Tom Ford and Mauricio De Sole - Gucci's original dream team
When Michele and Bizzarri took over the Gucci torch from Frida Giannini and Patrizio di Marco, the company was in much better shape. Although the company reported revenues of 3.4 billion euros in 2014, its growth has slowed and dropped 1.8 percent. The public was uninspired by Giannini collection and Gucci needed to bring something new and more aligned with the consumers expectations. Fast-forward to 2015, seven months after Michele presented his début collection for the label as creative director and Gucci reveals a 8.6 percent increase in sales. With Gucci rapidly transforming into Kering's new money cow, FashionUnited predicts that the company will post annual revenues in the region of 4 billion euros, a 15 percent growth from 2014. Profits are expects to have grown 16.9 percent to 1.2 billion euros.
Although both creative directors have managed to generate an impressive cash-flow for Gucci, which of the two had a larger effect on the luxury brand? Part of Ford’s and De Sole’s success stems from the fact that Gucci was facing bankruptcy at the time. Even though transforming Gucci was by no means easily accomplished Ford and De Sole were able to wipe the slate clean and take the risks needed to bring the company back to life. As Gucci lacked proper management and structure in 1993, there was enough room for the duo to reinvent the company's marketing strategies and pricing scheme to aligned Gucci with brands such as Prada and Versace. By ensuring that Gucci’s products costed less than those at Hermes and Chanel, De Sole was able to re-established Gucci’s image as exclusive, but still ensured it was accessible.

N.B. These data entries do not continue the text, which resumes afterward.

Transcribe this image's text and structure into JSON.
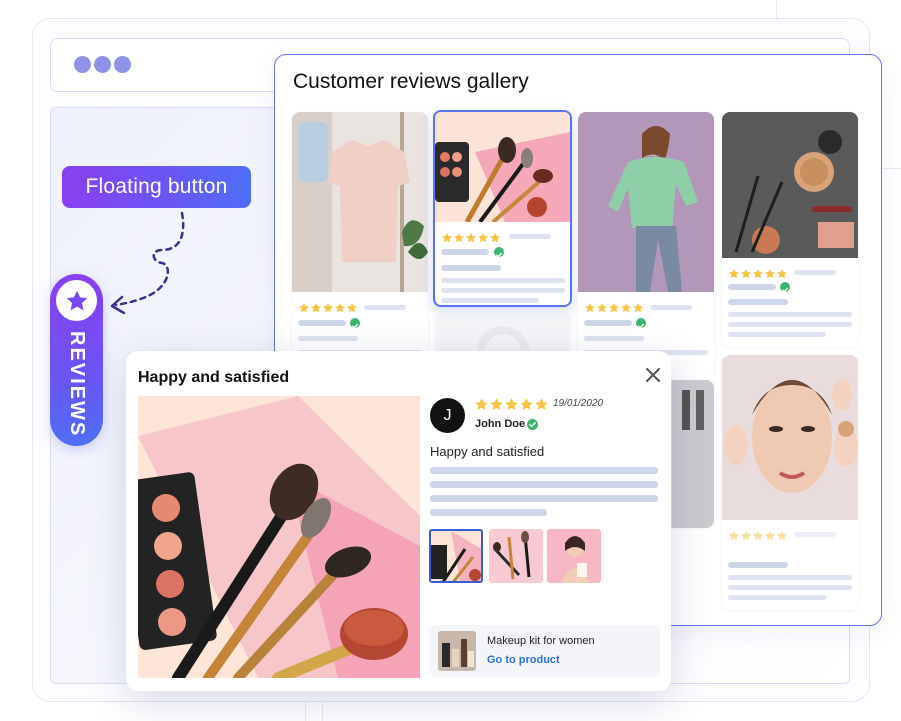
{
  "window": {
    "dots": 3
  },
  "callout": {
    "label": "Floating button"
  },
  "floating_tab": {
    "label": "REVIEWS",
    "icon": "star-icon"
  },
  "gallery": {
    "title": "Customer reviews gallery"
  },
  "popup": {
    "title": "Happy and satisfied",
    "close_icon": "close-icon",
    "review": {
      "avatar_initial": "J",
      "date": "19/01/2020",
      "author": "John Doe",
      "verified_icon": "check-circle-icon",
      "headline": "Happy and satisfied",
      "rating": 5
    },
    "product": {
      "name": "Makeup kit for women",
      "link_label": "Go to product"
    }
  },
  "colors": {
    "accent_purple": "#8a3ff0",
    "accent_blue": "#4f6ef7",
    "star": "#f6c343",
    "link": "#2b6fd8",
    "verified": "#3cb371"
  }
}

Michele and Bizzarri’s success on the other hand, comes from the designer’s willingness to push Gucci’s to new boundaries through innovative design and give the brand a fresh look and feel. This is likely to initiate a major growth in both revenue and profits for Gucci, and FashionUnited predicts Michele is likely to remain on board as CEO until 2024. By then, Gucci will have an annual revenue of 11.1 billion euros, and profits in the region of 3.5 billion euros. In total Michele is likely to achieve revenue growth of 7.6 billion euros in 10 years, according to FashionUnited’s analysis, and an average annual revenue growth of 12.4 percent with a average annual profit growth of 13.1 percent over 10 years.
Alessandro Michele and Marco Bizzarri - Gucci's new leaders

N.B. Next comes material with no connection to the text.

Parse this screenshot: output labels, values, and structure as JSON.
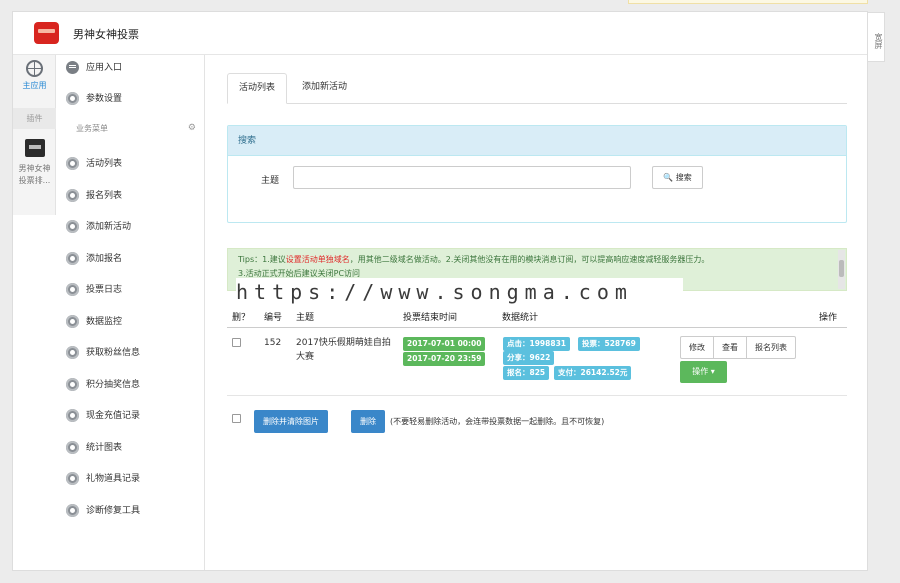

Nevertheless, there remains one reason why Alessandro Michele can not be seen as the new Tom Ford for Gucci, in spite of his overall positive effect on the luxury label. Ford and De Sole saved Gucci from going under and completely transformed the brand. When Michele took over the creative reigns, Gucci was a far cry from the dire financial situation it was in the early 1990s. Ford not only created a new look for Gucci, he also re-established its complete product range, pricing scheme, marketing and image. As Gucci today is in much better shape, Michele is unlikely to have the same impact as Ford did.
Although Michele has managed turned the tide for the luxury label, it is unlikely to have reach the same high as before, as Gucci did not sink as low as it had when Ford came aboard.
This is the eleventh episode of a new series based on FashionUnited's unique business intelligence Top 100 Index. Stay tuned next week's episode on December 4, which focuses on Gap.